Items from an interface collection
▼▼▼

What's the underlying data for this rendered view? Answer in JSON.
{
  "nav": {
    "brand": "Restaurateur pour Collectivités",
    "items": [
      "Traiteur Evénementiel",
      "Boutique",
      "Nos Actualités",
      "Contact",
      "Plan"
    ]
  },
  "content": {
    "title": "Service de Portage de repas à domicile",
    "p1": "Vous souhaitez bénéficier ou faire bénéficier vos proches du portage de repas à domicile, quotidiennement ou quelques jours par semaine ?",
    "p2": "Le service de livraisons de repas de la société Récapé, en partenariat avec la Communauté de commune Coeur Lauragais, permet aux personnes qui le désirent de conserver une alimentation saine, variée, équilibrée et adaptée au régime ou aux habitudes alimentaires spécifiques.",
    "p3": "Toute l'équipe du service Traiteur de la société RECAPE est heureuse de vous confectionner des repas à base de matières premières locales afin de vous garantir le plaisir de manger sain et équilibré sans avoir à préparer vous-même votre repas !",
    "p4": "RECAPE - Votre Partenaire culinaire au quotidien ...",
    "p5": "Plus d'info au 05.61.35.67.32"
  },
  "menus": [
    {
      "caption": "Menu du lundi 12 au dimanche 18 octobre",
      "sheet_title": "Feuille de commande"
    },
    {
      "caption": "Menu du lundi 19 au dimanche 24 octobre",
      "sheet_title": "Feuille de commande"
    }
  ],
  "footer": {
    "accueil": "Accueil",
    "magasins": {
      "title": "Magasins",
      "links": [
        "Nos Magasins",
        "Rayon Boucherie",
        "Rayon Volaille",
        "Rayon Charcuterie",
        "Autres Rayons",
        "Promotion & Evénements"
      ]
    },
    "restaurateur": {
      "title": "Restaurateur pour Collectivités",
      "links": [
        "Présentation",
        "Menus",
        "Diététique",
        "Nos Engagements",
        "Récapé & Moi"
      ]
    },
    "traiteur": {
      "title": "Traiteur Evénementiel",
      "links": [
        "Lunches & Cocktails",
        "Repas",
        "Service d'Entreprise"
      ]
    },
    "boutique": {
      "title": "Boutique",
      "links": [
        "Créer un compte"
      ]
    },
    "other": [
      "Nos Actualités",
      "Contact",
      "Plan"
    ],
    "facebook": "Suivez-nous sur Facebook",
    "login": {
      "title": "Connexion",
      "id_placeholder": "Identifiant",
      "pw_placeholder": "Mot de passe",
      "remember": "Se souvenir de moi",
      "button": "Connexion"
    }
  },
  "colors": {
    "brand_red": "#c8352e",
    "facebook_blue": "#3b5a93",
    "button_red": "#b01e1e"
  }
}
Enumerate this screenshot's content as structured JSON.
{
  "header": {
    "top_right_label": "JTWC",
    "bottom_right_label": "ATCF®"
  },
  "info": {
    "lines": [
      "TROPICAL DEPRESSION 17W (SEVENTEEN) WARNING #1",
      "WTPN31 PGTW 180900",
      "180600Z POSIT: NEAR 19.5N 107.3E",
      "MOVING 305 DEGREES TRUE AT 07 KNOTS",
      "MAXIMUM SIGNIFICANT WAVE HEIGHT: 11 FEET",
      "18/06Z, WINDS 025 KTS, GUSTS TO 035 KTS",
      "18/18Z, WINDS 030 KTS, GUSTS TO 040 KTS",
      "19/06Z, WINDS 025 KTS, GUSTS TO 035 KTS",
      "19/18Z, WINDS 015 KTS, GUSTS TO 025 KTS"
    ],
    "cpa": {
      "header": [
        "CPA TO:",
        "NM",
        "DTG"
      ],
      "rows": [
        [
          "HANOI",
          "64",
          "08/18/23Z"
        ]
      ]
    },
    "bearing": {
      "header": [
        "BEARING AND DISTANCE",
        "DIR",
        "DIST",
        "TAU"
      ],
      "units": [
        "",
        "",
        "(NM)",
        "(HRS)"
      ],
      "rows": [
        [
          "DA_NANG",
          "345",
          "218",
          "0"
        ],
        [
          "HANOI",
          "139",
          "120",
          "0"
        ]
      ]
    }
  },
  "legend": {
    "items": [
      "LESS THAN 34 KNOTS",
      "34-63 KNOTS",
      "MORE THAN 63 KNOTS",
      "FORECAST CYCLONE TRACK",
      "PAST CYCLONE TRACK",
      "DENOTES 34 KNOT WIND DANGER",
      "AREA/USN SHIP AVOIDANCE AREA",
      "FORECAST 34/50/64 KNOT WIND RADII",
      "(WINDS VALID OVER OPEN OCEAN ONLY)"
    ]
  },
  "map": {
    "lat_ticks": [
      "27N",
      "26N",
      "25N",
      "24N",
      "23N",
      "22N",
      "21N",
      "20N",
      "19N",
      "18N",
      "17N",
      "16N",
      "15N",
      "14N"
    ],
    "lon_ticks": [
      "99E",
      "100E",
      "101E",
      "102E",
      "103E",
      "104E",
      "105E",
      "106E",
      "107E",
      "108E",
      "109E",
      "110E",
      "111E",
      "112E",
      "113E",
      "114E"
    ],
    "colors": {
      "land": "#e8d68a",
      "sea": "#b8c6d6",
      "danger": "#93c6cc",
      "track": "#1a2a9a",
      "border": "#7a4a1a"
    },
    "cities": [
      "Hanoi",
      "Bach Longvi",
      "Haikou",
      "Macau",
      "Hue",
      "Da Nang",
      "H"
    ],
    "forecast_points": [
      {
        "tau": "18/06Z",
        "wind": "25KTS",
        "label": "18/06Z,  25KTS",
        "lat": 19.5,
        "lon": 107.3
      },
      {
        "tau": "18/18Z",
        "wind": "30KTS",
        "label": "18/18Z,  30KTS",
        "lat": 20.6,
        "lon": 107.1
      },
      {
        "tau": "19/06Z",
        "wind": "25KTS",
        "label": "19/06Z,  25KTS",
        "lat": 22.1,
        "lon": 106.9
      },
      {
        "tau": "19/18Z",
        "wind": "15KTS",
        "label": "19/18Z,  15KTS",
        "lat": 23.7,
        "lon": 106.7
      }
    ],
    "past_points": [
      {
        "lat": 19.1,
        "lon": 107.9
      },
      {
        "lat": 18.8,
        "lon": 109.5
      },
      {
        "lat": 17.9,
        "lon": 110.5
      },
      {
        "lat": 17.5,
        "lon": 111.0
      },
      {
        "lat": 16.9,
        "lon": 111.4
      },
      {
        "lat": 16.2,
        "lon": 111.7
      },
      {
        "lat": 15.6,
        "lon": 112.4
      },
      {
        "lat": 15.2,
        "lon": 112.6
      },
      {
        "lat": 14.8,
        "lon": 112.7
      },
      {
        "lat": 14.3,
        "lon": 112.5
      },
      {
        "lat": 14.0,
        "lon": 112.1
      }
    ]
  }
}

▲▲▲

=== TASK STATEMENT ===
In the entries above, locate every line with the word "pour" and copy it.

=== WORKED SOLUTION ===
    "brand": "Restaurateur pour Collectivités",
      "title": "Restaurateur pour Collectivités",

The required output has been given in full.